# TASK DESCRIPTION:
Examine the entries and show every line in which the word "from" is found.

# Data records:

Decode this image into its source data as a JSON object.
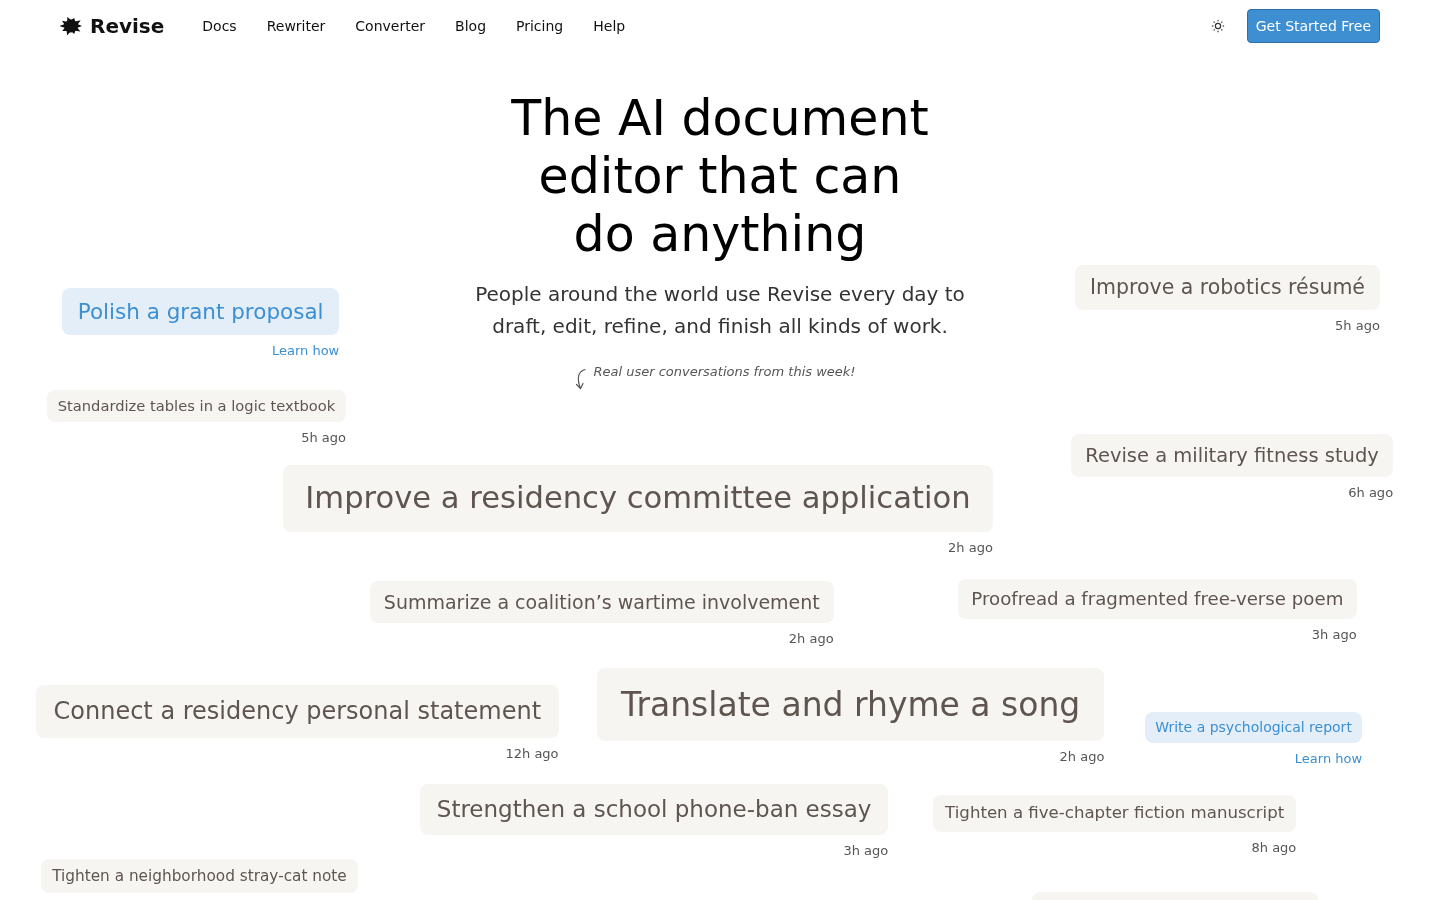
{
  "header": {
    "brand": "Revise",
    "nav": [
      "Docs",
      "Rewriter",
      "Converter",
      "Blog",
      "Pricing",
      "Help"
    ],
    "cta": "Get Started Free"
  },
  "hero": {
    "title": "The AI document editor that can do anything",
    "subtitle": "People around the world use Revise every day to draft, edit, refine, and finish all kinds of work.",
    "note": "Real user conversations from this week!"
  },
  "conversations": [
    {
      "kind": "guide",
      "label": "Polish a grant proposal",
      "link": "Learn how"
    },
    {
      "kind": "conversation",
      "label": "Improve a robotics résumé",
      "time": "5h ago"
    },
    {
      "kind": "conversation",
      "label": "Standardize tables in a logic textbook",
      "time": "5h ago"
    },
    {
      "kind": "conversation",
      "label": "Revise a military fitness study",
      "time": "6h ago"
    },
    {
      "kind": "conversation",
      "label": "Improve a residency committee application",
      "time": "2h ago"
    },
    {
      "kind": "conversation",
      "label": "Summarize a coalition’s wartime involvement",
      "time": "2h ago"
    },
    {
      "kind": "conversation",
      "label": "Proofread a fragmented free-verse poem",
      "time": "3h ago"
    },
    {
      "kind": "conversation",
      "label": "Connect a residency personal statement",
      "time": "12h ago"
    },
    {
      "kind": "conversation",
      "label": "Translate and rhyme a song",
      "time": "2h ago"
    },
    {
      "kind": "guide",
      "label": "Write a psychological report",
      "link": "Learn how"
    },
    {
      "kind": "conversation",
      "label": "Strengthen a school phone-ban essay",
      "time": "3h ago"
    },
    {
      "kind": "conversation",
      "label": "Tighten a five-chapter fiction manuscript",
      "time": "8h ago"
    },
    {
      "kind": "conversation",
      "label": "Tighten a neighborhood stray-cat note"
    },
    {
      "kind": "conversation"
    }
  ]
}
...
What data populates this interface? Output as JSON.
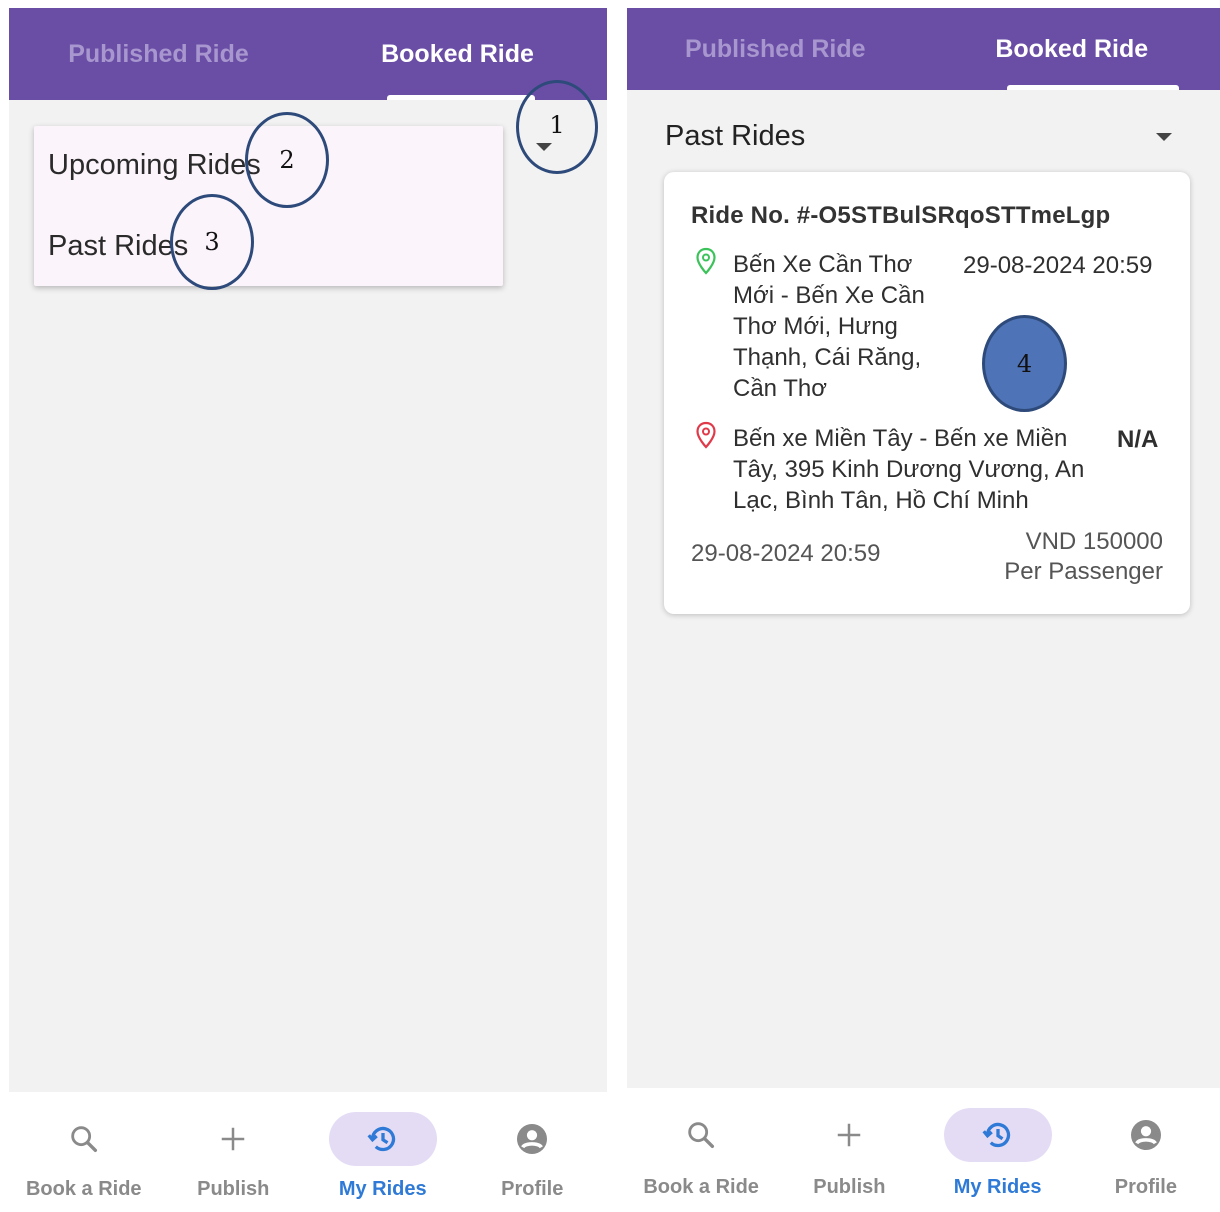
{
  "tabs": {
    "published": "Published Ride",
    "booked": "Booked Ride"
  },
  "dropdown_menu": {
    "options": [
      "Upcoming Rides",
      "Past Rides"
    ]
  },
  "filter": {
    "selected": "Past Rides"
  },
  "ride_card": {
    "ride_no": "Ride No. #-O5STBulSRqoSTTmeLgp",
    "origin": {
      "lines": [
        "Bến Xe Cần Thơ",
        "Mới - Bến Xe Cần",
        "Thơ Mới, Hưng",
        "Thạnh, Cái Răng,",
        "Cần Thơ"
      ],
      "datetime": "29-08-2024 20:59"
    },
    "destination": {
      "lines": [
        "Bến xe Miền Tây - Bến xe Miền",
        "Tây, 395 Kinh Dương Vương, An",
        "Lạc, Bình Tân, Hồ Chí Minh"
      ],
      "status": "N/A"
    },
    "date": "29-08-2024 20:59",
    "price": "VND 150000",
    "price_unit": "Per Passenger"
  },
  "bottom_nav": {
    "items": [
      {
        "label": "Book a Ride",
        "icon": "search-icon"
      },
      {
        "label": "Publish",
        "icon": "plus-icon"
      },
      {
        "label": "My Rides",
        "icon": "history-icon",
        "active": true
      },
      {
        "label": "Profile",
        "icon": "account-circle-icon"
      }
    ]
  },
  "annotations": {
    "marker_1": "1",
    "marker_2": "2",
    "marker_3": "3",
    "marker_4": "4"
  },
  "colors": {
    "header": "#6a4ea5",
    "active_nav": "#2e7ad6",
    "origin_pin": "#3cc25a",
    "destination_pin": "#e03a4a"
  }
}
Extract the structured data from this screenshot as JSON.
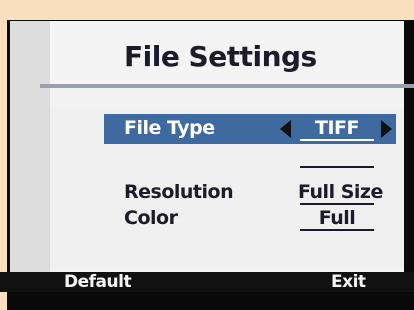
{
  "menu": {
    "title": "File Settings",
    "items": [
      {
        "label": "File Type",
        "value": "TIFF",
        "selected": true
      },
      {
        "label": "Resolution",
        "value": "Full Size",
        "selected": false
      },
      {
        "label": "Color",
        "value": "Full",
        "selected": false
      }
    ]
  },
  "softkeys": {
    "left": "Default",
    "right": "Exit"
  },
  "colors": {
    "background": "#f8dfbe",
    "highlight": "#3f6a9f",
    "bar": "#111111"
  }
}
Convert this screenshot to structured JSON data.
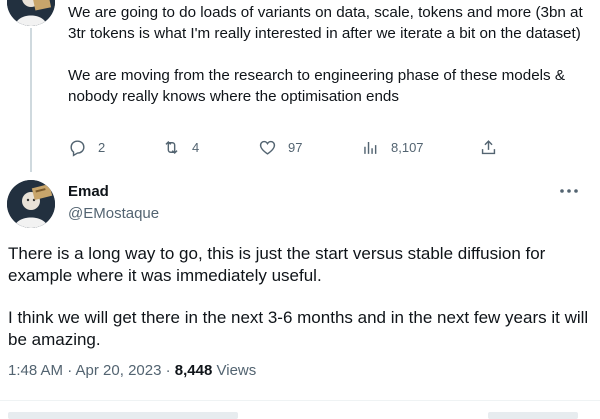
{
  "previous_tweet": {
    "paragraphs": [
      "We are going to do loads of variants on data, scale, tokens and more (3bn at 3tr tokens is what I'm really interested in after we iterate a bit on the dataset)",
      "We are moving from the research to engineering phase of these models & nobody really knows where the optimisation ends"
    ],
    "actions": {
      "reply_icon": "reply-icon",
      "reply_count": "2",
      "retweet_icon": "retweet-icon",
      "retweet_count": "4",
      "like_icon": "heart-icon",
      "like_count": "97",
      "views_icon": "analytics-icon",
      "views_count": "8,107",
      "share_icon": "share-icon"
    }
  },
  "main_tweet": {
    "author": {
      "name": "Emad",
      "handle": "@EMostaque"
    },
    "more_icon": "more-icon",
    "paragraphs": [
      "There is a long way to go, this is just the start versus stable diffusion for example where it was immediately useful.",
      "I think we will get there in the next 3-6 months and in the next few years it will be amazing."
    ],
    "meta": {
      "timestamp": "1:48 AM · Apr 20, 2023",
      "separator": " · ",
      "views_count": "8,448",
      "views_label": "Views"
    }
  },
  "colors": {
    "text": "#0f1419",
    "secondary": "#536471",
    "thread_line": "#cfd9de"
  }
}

# YOUR SOLUTION:
    "note": "Real user conversations from this week!"
Extract the structured data from this screenshot as JSON.
      "We are moving from the research to engineering phase of these models & nobody really knows where the optimisation ends"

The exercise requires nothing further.